- [PROVIDED DATA]:
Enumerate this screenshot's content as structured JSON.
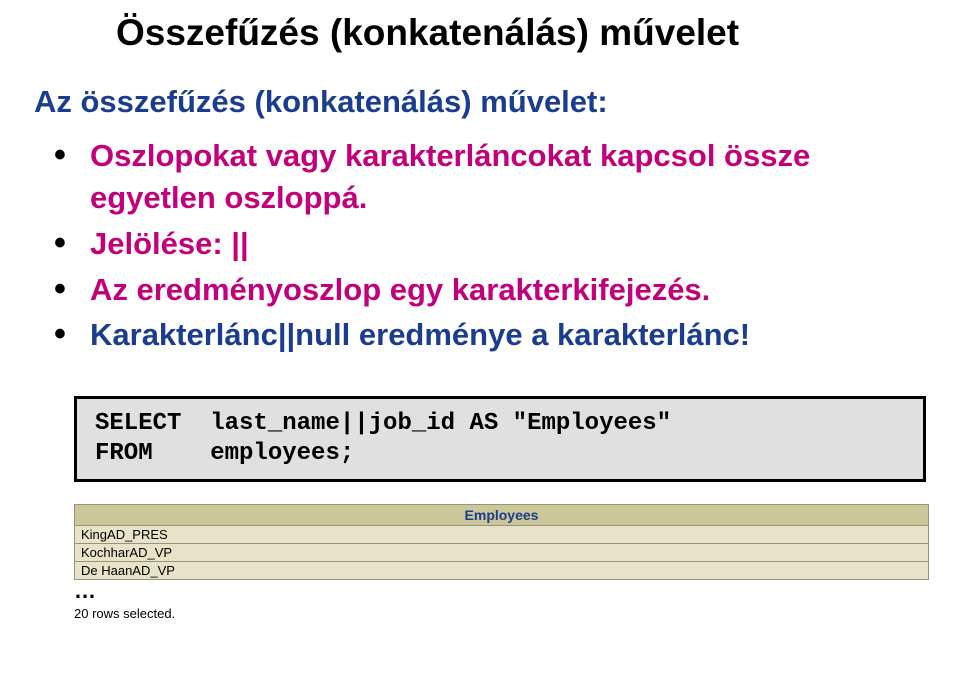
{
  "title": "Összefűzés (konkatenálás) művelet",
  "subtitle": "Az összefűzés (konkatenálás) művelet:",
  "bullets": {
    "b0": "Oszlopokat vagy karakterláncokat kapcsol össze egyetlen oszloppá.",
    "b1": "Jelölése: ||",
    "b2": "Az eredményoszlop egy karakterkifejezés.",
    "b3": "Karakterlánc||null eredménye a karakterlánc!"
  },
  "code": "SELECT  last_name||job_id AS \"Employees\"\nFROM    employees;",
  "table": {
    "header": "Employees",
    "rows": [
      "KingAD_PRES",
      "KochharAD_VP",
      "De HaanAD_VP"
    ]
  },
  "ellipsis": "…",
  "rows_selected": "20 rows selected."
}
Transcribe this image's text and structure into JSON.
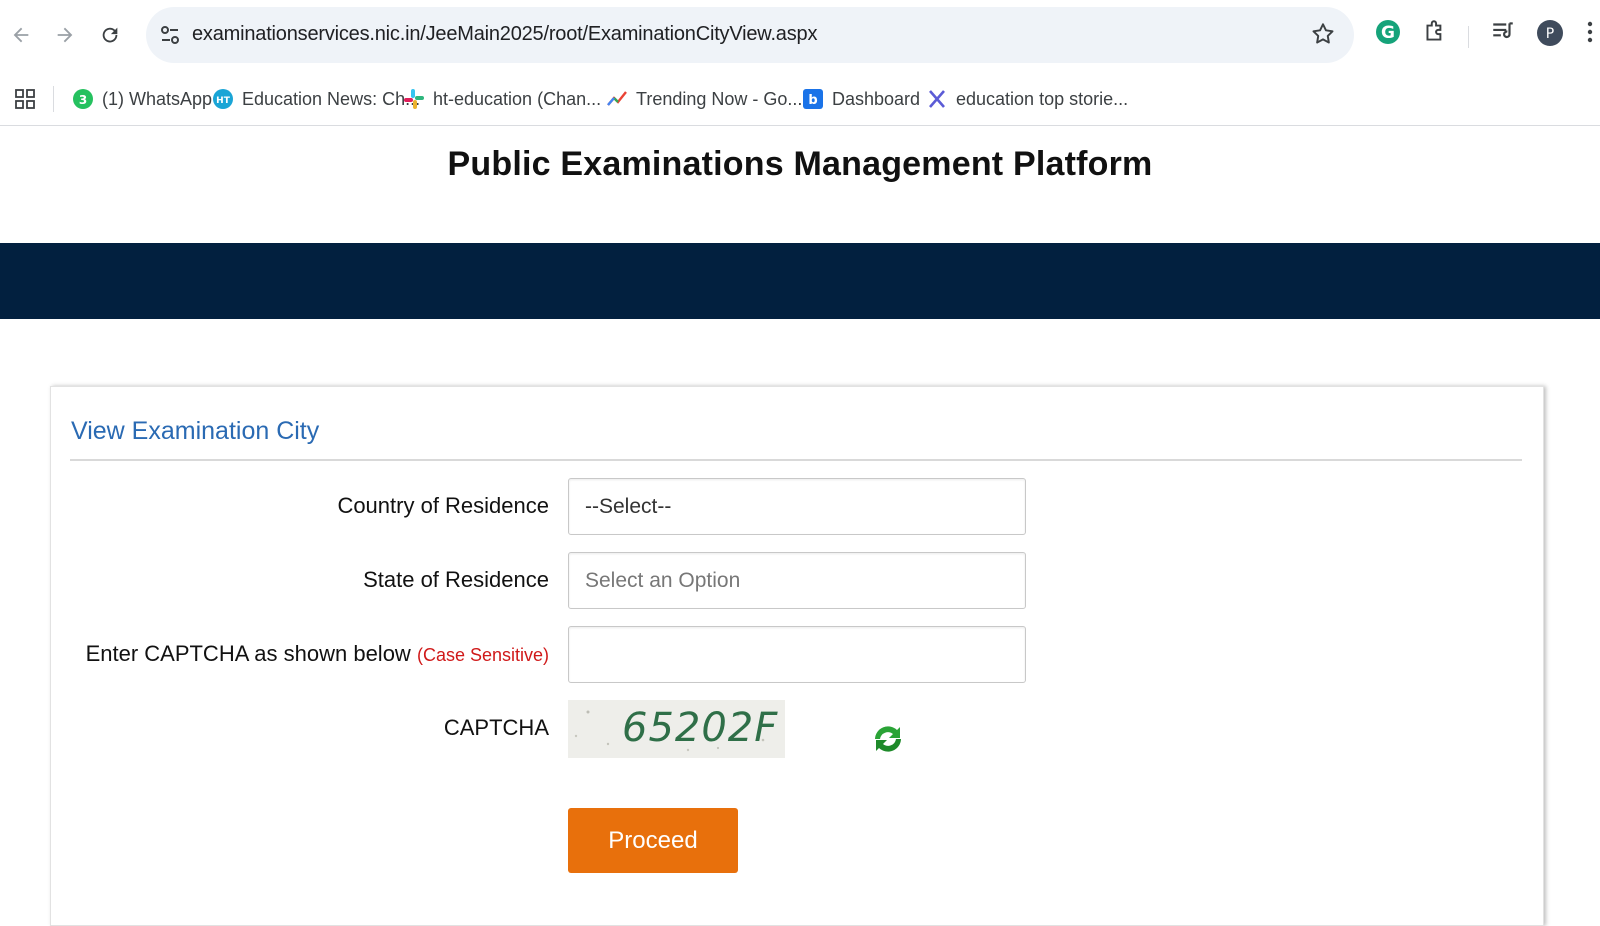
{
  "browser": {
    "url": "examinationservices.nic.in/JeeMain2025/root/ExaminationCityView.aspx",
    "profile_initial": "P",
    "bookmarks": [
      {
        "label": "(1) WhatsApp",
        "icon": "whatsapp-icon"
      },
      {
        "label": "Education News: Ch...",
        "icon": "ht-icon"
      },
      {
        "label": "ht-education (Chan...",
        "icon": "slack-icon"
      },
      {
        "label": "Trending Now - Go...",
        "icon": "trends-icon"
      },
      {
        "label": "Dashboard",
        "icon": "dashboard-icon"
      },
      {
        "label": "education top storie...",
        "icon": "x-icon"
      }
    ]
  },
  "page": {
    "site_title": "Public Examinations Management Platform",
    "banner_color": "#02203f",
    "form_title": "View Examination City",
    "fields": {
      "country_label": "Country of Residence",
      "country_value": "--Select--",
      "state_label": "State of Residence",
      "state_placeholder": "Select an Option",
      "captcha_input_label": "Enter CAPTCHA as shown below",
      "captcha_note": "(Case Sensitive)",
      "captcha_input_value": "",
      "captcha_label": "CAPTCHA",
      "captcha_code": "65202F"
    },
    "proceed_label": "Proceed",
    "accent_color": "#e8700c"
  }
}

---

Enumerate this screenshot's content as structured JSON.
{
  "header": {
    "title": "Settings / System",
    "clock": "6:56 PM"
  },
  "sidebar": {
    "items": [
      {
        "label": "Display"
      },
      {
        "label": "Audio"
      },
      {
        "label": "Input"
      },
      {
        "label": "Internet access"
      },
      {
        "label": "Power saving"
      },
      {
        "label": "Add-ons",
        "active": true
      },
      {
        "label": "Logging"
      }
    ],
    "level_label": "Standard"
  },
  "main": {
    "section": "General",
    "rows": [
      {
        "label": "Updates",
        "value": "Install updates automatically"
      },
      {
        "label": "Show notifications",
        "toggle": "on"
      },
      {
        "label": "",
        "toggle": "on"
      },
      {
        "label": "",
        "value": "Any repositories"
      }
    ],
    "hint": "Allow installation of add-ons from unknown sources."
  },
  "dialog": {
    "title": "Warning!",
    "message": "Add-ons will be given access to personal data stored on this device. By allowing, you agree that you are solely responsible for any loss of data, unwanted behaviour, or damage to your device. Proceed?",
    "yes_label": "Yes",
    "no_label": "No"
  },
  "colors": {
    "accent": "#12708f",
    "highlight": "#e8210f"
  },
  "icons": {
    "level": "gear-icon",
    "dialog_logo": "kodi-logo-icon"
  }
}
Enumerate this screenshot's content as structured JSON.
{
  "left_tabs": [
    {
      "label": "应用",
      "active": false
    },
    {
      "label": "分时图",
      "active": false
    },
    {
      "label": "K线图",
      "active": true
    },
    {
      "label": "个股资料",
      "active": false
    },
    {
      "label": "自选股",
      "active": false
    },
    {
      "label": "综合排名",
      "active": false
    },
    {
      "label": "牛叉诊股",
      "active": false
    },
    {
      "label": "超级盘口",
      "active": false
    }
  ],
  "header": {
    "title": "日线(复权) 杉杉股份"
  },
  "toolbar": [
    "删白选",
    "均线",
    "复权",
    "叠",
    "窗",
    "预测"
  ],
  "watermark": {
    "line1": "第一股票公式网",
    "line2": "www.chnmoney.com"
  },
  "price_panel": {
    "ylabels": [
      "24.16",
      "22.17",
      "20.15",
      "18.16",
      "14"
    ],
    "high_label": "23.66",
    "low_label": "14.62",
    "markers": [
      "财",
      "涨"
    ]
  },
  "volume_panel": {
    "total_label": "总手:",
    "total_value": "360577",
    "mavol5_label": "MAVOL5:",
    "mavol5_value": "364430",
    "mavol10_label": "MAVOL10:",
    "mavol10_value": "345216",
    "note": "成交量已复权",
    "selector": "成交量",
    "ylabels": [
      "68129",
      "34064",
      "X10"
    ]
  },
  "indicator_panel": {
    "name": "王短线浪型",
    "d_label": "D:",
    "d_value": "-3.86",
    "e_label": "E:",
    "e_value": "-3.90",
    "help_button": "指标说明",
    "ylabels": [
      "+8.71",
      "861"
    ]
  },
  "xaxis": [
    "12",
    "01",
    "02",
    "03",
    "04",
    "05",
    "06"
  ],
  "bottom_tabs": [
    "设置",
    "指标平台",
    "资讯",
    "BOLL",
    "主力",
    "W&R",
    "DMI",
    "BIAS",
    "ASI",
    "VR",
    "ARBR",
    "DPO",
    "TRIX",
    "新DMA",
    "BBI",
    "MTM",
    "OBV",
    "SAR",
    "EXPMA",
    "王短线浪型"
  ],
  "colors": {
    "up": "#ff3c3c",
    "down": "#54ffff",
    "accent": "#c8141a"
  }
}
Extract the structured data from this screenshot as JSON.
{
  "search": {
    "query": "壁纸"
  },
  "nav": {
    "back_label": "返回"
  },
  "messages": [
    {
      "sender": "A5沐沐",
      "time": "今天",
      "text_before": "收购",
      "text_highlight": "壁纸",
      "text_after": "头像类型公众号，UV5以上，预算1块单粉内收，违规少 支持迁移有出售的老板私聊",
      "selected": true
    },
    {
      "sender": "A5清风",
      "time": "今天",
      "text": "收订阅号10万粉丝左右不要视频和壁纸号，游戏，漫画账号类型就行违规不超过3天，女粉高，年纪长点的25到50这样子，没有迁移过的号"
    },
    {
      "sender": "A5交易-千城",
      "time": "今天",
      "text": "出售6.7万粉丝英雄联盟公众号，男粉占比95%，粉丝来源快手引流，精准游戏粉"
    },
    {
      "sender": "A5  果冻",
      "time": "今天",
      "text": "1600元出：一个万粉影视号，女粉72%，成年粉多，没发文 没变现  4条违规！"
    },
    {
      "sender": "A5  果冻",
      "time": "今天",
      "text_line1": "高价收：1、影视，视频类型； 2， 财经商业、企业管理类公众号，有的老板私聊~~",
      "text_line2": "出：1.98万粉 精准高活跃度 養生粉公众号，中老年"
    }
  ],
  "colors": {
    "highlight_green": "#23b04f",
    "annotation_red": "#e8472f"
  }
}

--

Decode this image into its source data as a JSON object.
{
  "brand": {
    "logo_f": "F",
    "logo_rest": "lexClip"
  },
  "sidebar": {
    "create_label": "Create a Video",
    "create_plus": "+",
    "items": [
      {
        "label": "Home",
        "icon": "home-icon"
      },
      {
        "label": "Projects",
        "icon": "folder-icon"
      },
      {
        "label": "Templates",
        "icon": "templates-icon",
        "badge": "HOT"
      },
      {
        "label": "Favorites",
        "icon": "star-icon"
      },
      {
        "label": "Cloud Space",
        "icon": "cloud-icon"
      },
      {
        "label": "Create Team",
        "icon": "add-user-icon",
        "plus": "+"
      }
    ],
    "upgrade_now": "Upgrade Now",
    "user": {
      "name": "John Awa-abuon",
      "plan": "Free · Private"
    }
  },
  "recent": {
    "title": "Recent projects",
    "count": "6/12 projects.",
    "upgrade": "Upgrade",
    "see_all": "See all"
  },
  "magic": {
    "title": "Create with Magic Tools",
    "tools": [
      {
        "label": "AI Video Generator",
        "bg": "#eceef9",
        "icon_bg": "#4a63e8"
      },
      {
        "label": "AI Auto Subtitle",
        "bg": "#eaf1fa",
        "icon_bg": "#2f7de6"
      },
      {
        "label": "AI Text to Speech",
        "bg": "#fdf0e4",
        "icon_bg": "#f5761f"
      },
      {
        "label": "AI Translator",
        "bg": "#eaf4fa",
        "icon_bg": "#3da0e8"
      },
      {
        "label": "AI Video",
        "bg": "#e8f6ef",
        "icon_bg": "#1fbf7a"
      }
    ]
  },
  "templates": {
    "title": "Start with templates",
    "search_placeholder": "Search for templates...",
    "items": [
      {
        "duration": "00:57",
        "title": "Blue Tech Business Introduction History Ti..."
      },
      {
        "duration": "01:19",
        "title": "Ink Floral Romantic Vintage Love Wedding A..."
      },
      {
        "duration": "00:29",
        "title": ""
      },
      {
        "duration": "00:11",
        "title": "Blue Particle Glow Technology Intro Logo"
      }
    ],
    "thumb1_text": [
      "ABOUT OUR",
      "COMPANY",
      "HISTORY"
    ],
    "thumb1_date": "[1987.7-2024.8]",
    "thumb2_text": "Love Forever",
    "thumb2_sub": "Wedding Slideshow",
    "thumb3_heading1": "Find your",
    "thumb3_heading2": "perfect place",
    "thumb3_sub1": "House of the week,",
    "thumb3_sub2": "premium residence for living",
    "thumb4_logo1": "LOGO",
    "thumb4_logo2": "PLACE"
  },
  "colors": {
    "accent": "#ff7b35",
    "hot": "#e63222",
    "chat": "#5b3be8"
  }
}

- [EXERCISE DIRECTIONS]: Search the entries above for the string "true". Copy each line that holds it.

- [OUTPUT OF THE TASK]:
        "active": true
      "active": true
      "selected": true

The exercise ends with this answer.